Researchers developing rapidly changing 3D beam shapes
Researchers at Heriot-Watt’s University National Robotarium research facility for robotics have secured funding to develop ‘3D laser beams’ whose shape can be changed rapidly.
The innovation is designed to transform the manufacturing and healthcare technology industries, making it easier and more cost effective to produce products that require highly-precise manufacturing, such as medical equipment and mobile devices.
The £586,000 funding from the Engineering and Physical Sciences Research Council (EPSRC), part of UK Research and Innovation, will support the research and development of the 3D lasers and accelerate the commercialisation of the technology for the benefit of businesses and the wider UK economy.
In the announcement of the project the researchers say that the current approach to laser-based manufacturing depends on melting or vaporising material, which requires a laser’s energy to be focussed on the right points. They explained that the standard shape of a laser beam shape makes it difficult to tailor this process for specific manufacturing processes, decreasing efficiency and limiting what can be made.
The research to be undertaken at the National Robotarium will therefore develop laser beams that have been designed specifically to meet the exact manufacturing requirements of products, improving efficiency and precision.
Dr Richard Carter, assistant professor of applied optics and photonics at Heriot-Watt University, and the project’s lead, said: ’This research will address the priority area of digital manufacturing, enabling a bespoke, rapid response capability for the first time. The new methods we are developing represent a paradigm shift in the capabilities of laser-based manufacturing, making it possible to move between 3D beam shapes with zero down-time, low cost and minimal technical know-how.
UK Government Minister for Scotland Iain Stewart added: ‘These 3D lasers are set to unlock previously unheard of levels of precision and so transform our manufacturing and medical technology industries, boosting the UK's global reputation for innovation and attracting jobs and further investment.’
The new technique could be harnessed to improve how holes for sensors and cameras on smartphone screens are drilled and to increase the density of information on semiconductor chips, helping to keep up with the ever-increasing demand for more memory in devices.

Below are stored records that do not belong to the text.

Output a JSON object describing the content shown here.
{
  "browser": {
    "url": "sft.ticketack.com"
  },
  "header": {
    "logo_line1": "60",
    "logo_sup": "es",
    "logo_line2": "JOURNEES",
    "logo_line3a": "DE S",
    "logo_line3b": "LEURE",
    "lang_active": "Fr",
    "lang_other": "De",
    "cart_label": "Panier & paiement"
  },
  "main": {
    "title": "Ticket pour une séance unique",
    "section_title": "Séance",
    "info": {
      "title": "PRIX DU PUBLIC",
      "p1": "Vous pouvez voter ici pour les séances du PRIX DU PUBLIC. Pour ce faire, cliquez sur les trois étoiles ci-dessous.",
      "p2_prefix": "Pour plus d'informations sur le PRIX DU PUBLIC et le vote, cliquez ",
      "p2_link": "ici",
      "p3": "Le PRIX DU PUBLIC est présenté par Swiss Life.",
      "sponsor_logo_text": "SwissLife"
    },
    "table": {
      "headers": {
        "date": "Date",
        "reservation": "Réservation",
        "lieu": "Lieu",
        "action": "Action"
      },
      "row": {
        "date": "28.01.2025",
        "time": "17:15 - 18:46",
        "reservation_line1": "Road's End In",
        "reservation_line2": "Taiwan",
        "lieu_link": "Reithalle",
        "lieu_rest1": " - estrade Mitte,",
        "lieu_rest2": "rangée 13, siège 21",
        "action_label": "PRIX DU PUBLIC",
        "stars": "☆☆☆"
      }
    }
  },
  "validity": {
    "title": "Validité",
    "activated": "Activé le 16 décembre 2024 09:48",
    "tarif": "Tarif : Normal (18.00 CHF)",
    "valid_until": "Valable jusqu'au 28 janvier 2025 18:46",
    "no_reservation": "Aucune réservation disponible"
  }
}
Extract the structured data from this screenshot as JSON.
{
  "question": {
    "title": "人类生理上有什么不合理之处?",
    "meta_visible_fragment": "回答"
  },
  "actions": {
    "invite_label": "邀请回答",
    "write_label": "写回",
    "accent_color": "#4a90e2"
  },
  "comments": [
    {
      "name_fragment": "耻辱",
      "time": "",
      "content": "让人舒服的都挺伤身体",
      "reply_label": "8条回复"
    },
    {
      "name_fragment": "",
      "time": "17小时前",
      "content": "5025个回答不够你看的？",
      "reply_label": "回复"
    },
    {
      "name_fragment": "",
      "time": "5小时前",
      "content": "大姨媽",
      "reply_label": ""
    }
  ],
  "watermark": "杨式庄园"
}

Medical applications could include cancer surgery, where it is hoped more precise medical instruments could allow the resection of tumours without removing healthy surrounding tissue.
Other examples include fabricating waveguide devices to support telecommunications and the internet, microscopy and even astronomic telescopes.
The researchers will be working with three industrial partners throughout the project to optimise the approach and final product for commercial application. Industrial partners PowerPhotonic, Oxford Lasers and the G&H Group will also support testing in real-life industrial settings.
‘Through collaboration with our industry partners, we’ll be able to develop the lasers in line with what industry needs, providing solutions to manufacturing challenges across a wide range of sectors,’ said Carter. ‘However, this technology could also support research in quantum technology, waveguide physics and the bio-sciences - anywhere where light must be controlled and manipulated.’